Earlier this week he vowed to resign if links were found between himself and the murder.
He insisted Friday that he would remain in power, telling reporters he wanted "this case to be closed under my watch".
His comments, made after a marathon six-hour cabinet meeting, were met with cries of fury from protesters outside.
"It's outrageous. The prime minister has taken the law into his own hands to protect his best friend and himself from justice. Our democracy has collapsed," former opposition leader Simon Busuttil said on Twitter.
Muscat said he had recused himself from the decision over Fenech, since the suspect under police interrogation had identified Schembri as the mastermind behind Caruana Galizia's killing, according to sources.
Fenech, a tycoon whose business interests span the energy and tourism sectors, was arrested on his yacht last week after an alleged middleman in the murder, taxi driver Melvin Theuma, was offered a pardon to identify those involved.
That arrest was followed swiftly by the resignation of Schembri and tourism minister Konrad Mizzi, while economy minister Chris Cardona said he was "suspending himself".
Caruana Galizia, who exposed cronyism and sleaze within the country's political and business elite, had alleged that Schembri and then economy minister Mizzi had been involved in corruption.
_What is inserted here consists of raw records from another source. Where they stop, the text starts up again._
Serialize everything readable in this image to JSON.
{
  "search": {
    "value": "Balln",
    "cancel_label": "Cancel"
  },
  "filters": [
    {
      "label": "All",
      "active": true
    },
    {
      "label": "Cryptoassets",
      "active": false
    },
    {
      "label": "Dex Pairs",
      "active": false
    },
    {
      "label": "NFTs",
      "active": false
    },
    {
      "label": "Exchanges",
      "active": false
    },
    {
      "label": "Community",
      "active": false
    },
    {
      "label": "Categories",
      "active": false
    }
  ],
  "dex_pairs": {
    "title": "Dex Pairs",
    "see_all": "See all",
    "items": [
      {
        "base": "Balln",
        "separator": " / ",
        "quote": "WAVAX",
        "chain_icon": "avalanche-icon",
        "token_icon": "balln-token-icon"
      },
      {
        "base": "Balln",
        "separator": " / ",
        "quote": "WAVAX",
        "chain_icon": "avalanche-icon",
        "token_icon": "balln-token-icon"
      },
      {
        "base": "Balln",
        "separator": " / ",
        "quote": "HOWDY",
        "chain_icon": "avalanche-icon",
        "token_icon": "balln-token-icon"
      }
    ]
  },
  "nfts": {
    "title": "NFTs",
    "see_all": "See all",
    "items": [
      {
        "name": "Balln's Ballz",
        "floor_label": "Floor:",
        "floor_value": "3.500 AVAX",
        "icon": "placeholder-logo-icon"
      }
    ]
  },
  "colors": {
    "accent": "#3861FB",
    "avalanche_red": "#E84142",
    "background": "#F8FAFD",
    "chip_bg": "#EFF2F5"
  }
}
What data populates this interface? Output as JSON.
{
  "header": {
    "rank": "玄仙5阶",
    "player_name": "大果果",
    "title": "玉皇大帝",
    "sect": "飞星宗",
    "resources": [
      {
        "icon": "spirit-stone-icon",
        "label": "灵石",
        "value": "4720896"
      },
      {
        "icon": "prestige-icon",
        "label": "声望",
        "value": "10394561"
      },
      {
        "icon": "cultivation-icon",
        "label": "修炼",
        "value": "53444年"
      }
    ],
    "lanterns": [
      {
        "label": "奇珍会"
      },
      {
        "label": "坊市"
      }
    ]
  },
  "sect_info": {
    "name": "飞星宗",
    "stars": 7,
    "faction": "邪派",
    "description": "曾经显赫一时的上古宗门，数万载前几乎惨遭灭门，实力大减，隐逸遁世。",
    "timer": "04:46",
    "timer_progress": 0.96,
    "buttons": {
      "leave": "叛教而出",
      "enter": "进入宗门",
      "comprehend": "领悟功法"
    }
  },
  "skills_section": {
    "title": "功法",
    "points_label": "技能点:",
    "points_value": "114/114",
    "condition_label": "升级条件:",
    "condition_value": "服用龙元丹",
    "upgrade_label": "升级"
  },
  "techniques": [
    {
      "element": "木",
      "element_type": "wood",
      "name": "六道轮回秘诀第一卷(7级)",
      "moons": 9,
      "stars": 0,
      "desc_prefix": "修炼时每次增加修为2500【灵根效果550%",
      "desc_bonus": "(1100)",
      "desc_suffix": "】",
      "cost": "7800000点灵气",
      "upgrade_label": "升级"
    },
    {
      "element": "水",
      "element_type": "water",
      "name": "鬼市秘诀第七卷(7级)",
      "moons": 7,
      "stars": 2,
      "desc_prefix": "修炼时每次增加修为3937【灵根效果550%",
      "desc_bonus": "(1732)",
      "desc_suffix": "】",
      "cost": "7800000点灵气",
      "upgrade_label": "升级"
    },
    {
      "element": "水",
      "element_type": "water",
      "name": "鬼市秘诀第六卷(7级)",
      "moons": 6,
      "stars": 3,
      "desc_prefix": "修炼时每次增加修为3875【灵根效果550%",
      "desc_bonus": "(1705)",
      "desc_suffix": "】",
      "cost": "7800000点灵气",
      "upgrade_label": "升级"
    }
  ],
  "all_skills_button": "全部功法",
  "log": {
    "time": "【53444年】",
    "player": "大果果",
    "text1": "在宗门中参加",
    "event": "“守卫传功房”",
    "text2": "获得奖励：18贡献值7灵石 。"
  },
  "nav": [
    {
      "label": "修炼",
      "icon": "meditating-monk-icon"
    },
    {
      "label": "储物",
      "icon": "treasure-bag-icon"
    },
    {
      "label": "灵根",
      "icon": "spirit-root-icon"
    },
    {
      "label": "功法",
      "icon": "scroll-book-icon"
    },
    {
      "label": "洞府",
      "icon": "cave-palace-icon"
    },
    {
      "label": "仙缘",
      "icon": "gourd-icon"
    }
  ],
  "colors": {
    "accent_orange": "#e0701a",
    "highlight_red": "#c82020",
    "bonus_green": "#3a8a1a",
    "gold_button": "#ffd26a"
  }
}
She had named Cardona in a separate case.
Leaked emails revealed in court appeared to show both Schembri and Mizzi stood to receive payments from a Dubai company called 17 Black, owned by Fenech.
The Caruana Galizia family expressed incredulity over Schembri's release, pointing to the fact the former chief of staff and Fenech have the same doctor, who reportedly served as an intermediary, passing secret notes between them.
Sources close to the police investigation told AFP that investigators were not convinced Fenech could be trusted.
The death of Caruana Galizia has raised grave concerns internationally over the rule of law on the tiny Mediterranean island.
"This is happening in the EU, right now. Where is the voice of the European Commission or other EU leaders?" Robert Barrington, former head of Transparency International in the UK, said on Twitter.
"Does the EU stand for the rule of law, justice, tackling corruption, no impunity - or not?" he asked.
The European Parliament is planning to send a mission to Malta, German Greens MEP Sven Giegold said Thursday.
Council of Europe Commissioner for Human Rights Dunja Mijatovic said Friday she had urged the Maltese government to ensure the investigation into the murder was "fully independent".
(This story has not been edited by Business Standard staff and is auto-generated from a syndicated feed.)